Task instructions - Give the data again in full. Keep every line the same.

—————

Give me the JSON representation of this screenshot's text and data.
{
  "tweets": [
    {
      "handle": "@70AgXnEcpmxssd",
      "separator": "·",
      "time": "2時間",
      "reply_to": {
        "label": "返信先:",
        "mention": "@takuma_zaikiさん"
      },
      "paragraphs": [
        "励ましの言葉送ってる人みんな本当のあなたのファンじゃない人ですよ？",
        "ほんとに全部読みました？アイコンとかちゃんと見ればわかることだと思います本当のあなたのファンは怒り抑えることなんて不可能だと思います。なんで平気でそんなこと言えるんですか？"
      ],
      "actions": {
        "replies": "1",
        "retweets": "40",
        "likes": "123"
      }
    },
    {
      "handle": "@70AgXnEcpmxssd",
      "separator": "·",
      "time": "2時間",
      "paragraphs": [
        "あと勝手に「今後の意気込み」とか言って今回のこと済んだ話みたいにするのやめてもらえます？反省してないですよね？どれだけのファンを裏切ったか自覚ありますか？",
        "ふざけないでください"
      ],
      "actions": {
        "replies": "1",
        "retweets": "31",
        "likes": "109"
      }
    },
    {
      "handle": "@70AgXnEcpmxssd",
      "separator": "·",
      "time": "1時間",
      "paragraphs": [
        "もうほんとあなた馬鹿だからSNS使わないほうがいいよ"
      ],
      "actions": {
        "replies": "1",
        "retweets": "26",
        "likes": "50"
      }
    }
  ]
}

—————

Result of the exercise -
Give me the JSON representation of this screenshot's text and data.
{
  "tweets": [
    {
      "handle": "@70AgXnEcpmxssd",
      "separator": "·",
      "time": "2時間",
      "reply_to": {
        "label": "返信先:",
        "mention": "@takuma_zaikiさん"
      },
      "paragraphs": [
        "励ましの言葉送ってる人みんな本当のあなたのファンじゃない人ですよ？",
        "ほんとに全部読みました？アイコンとかちゃんと見ればわかることだと思います本当のあなたのファンは怒り抑えることなんて不可能だと思います。なんで平気でそんなこと言えるんですか？"
      ],
      "actions": {
        "replies": "1",
        "retweets": "40",
        "likes": "123"
      }
    },
    {
      "handle": "@70AgXnEcpmxssd",
      "separator": "·",
      "time": "2時間",
      "paragraphs": [
        "あと勝手に「今後の意気込み」とか言って今回のこと済んだ話みたいにするのやめてもらえます？反省してないですよね？どれだけのファンを裏切ったか自覚ありますか？",
        "ふざけないでください"
      ],
      "actions": {
        "replies": "1",
        "retweets": "31",
        "likes": "109"
      }
    },
    {
      "handle": "@70AgXnEcpmxssd",
      "separator": "·",
      "time": "1時間",
      "paragraphs": [
        "もうほんとあなた馬鹿だからSNS使わないほうがいいよ"
      ],
      "actions": {
        "replies": "1",
        "retweets": "26",
        "likes": "50"
      }
    }
  ]
}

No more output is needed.